▸ AIM OF THE EXERCISE
Out of the entries that follow, copy each line containing "background".

▸ Data about app and page elements
Content starts
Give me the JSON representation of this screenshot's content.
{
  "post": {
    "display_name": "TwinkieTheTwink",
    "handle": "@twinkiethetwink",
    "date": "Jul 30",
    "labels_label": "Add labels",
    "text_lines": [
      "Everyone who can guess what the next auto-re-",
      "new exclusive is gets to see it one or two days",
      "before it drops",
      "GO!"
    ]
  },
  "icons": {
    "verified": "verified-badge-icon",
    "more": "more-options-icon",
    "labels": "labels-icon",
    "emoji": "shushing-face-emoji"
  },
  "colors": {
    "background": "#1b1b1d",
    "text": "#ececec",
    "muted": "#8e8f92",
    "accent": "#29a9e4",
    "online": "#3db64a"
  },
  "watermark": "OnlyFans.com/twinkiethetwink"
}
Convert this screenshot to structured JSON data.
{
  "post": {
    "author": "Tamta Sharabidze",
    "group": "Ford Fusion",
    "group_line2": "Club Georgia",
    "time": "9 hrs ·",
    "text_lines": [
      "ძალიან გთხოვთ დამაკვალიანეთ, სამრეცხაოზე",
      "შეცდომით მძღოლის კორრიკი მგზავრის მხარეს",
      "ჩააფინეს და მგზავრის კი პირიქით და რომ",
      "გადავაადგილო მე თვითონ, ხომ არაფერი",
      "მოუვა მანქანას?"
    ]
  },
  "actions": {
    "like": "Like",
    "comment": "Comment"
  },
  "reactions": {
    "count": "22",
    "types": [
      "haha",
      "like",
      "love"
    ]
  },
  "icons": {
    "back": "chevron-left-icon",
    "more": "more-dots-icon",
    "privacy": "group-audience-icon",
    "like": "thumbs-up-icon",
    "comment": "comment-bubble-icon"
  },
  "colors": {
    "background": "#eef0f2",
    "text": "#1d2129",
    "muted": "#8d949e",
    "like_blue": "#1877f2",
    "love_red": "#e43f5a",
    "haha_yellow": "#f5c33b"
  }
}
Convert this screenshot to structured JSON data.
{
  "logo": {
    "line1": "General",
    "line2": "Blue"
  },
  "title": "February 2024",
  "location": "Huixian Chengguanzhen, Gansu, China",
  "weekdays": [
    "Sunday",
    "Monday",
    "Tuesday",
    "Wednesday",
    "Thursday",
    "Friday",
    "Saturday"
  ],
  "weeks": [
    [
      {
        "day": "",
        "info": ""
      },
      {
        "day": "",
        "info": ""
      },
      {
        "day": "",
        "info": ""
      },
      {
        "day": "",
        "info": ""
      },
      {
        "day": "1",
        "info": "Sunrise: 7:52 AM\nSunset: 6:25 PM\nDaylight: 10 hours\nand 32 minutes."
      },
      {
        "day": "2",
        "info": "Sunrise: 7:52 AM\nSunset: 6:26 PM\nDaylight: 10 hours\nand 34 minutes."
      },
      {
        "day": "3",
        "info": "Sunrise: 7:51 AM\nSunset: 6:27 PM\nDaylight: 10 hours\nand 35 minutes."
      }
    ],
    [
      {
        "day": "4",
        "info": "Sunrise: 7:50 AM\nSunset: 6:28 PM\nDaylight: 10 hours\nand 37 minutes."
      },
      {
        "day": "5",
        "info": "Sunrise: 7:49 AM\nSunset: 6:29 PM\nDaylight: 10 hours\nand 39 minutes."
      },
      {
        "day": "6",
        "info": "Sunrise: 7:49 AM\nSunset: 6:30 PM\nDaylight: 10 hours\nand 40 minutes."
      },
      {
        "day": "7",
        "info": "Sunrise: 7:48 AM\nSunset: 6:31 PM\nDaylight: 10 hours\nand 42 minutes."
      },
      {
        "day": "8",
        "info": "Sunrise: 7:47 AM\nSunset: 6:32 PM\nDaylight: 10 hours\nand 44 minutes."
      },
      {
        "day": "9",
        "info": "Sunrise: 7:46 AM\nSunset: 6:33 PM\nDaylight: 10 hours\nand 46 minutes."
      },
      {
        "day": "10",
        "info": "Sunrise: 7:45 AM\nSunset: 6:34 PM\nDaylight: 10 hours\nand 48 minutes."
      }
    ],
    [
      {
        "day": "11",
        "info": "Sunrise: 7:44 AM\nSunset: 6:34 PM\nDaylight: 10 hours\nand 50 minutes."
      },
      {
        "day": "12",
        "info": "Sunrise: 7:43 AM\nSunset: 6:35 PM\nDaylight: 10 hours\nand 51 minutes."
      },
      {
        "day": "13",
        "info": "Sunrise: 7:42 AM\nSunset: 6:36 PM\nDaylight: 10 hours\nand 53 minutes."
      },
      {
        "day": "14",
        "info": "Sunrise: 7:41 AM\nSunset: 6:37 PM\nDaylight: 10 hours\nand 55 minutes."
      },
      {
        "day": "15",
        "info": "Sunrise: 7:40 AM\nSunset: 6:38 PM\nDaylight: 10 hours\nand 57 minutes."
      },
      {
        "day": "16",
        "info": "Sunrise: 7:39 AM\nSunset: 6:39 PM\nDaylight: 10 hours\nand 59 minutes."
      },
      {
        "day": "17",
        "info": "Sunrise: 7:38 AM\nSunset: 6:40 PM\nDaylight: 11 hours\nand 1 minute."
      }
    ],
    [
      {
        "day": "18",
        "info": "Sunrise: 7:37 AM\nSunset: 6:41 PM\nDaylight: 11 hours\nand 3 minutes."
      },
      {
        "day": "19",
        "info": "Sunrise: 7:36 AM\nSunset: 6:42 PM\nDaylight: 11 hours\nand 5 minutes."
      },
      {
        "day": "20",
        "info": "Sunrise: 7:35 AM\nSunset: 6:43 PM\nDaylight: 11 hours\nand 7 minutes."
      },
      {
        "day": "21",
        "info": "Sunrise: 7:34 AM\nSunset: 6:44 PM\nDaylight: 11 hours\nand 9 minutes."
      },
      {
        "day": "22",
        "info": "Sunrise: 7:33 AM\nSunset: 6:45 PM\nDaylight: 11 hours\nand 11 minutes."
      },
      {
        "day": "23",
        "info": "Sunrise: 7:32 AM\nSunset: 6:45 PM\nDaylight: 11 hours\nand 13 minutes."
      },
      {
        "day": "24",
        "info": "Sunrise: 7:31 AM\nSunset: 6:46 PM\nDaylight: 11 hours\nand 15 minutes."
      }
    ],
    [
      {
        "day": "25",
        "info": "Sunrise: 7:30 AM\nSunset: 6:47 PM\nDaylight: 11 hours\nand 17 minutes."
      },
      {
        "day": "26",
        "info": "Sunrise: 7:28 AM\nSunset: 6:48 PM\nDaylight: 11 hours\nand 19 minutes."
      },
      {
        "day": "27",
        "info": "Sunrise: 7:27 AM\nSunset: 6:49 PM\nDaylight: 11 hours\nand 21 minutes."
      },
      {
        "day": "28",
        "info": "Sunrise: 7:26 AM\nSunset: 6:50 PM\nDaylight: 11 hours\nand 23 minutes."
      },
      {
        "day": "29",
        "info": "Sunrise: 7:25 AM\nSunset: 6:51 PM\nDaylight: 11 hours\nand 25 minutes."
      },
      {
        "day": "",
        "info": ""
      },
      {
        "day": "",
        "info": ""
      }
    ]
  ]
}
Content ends
▸ ANSWER BELOW
    "background": "#1b1b1d",
    "background": "#eef0f2",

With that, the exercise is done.